Fixing your car

Example — Refuses to fix it

Hemi's new roof leaks. He can see gaps where the guttering isn't properly attached. He emails the roofers to complain, but they say they are too busy to fix it — maybe in a few months' time. That's not good enough. The roofers didn't complete the job with reasonable skill, so they should either do the repairs promptly or pay for repairs done by another tradie. If they refuse to pay, Hemi can make a claim in the Disputes Tribunal.

Resolving problems(external link) — Building.govt.nz

Example — Wrong insurance

Balaji wants insurance for his rental property. He wants to cover loss of rent if tenants damage the property and he has to keep it empty during repairs. The insurance adviser wrongly sells him house and contents insurance instead of landlord insurance. When his tenants leave the house in a bad state, Balaji finds out he can't claim for loss of rent. He can complain to the insurance company as their adviser did not provide fit-for-purpose advice under the CGA.

Example — Quake disrupts work
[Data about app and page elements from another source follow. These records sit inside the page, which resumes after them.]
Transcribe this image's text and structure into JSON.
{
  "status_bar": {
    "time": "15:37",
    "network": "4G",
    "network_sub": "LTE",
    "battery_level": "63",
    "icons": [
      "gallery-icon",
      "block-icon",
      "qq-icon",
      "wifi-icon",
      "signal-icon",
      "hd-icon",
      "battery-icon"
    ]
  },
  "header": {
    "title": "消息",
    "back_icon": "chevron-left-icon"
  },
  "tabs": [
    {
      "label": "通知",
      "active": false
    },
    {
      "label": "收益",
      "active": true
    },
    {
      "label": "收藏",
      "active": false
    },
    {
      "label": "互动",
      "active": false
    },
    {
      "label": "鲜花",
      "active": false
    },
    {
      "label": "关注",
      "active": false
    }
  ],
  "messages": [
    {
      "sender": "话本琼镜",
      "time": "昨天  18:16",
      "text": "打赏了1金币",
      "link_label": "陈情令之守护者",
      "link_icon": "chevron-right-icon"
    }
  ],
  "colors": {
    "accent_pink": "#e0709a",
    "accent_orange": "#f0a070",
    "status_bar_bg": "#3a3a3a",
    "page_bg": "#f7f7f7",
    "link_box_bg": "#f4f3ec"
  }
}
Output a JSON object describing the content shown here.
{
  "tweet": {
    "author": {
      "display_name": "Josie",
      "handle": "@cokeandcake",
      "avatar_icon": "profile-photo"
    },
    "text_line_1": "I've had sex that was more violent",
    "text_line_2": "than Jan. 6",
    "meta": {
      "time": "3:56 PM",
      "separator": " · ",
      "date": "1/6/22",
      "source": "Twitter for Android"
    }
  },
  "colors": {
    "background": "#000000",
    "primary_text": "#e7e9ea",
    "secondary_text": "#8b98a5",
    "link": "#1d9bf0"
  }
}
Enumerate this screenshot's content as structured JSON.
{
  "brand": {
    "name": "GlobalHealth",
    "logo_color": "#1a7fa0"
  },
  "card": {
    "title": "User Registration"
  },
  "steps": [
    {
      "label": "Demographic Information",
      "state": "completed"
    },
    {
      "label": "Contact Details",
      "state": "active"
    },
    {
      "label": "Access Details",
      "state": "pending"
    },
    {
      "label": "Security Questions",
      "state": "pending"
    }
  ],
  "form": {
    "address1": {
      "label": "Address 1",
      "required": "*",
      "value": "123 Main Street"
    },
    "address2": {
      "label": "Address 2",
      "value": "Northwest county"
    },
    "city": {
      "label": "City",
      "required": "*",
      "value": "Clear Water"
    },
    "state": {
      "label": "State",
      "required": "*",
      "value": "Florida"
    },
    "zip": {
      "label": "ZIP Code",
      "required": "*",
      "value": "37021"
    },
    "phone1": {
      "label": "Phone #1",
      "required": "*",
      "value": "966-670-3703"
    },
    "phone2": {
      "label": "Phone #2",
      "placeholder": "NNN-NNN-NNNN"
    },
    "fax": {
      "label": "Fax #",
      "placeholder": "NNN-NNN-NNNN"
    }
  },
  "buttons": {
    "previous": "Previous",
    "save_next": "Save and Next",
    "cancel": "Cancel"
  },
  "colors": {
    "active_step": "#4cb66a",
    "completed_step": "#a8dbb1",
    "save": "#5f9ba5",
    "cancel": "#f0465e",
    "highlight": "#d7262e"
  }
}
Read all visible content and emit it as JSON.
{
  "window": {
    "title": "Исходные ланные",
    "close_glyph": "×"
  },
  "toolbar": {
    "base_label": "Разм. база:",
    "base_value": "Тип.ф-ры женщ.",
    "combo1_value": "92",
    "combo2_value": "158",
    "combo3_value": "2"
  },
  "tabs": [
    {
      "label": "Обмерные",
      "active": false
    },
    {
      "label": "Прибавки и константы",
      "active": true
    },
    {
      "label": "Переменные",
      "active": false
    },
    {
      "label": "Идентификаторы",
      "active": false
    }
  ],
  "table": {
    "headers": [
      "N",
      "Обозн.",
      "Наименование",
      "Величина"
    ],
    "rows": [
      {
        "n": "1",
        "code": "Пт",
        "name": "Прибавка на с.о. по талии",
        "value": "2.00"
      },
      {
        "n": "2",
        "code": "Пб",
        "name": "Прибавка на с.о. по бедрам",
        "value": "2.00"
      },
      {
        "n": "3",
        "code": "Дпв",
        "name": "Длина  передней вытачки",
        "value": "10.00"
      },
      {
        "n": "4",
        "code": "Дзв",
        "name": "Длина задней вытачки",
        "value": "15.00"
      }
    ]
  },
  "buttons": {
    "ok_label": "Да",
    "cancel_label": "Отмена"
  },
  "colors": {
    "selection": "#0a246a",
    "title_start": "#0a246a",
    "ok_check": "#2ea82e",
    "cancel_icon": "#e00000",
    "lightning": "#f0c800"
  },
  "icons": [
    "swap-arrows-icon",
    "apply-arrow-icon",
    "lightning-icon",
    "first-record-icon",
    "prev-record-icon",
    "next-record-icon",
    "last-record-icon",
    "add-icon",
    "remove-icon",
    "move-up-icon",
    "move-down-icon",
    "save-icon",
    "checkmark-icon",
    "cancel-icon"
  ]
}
Cindy runs a catering service. But after an earthquake damages her kitchen, she’s unable to make food for her customers a few months. Cindy is not liable for the failure to deliver meals or cater functions already booked during that time. As the quake was an event beyond her control, she can rely on the force majeure exception under the CGA, or the force majeure clause in her catering contracts with businesses.

Example — Contract out of the CGA

Mandy employs a cleaning company to clean her business premises. She is not happy with the standard of cleaning after a month. Mandy is not covered by the CGA — the service contract specifically excludes it, as the contract is for commercial premises. Mandy will have to rely on other terms and conditions of the contract to decide if there is a breach of contract. She should contact the cleaning company and make a complaint.